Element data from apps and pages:
....

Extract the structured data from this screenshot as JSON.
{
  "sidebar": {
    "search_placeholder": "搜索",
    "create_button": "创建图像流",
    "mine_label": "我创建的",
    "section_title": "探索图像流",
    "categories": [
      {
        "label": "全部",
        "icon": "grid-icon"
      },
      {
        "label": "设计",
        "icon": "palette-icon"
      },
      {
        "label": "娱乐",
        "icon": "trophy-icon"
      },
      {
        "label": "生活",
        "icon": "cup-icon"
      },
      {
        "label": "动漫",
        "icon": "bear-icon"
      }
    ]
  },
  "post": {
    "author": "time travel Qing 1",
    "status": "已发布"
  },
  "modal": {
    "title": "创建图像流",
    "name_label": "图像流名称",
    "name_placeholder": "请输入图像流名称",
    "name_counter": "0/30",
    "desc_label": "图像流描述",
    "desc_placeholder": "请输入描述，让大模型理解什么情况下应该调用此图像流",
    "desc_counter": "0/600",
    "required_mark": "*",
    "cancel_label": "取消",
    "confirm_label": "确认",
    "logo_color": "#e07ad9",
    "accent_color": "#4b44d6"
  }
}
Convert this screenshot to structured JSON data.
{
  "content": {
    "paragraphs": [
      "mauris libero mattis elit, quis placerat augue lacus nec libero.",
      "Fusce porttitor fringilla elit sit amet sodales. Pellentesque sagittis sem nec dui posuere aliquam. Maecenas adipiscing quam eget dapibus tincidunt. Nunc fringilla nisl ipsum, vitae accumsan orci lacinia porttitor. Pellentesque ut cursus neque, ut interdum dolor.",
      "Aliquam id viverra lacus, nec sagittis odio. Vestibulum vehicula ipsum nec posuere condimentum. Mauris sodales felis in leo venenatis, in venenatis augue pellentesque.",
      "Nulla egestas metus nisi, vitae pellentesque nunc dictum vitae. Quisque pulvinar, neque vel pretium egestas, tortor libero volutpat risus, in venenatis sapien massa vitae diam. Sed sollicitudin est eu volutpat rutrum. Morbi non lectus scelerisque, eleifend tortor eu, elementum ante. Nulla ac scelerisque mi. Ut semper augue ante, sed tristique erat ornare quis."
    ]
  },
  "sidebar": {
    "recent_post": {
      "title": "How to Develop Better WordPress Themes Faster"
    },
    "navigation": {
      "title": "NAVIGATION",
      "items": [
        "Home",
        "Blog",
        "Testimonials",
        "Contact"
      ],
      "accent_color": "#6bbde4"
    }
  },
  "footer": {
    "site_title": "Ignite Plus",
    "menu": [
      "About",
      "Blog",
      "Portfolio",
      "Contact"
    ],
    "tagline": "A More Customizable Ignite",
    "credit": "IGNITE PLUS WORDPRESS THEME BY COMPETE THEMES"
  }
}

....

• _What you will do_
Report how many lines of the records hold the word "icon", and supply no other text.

• _Exercise solution_
5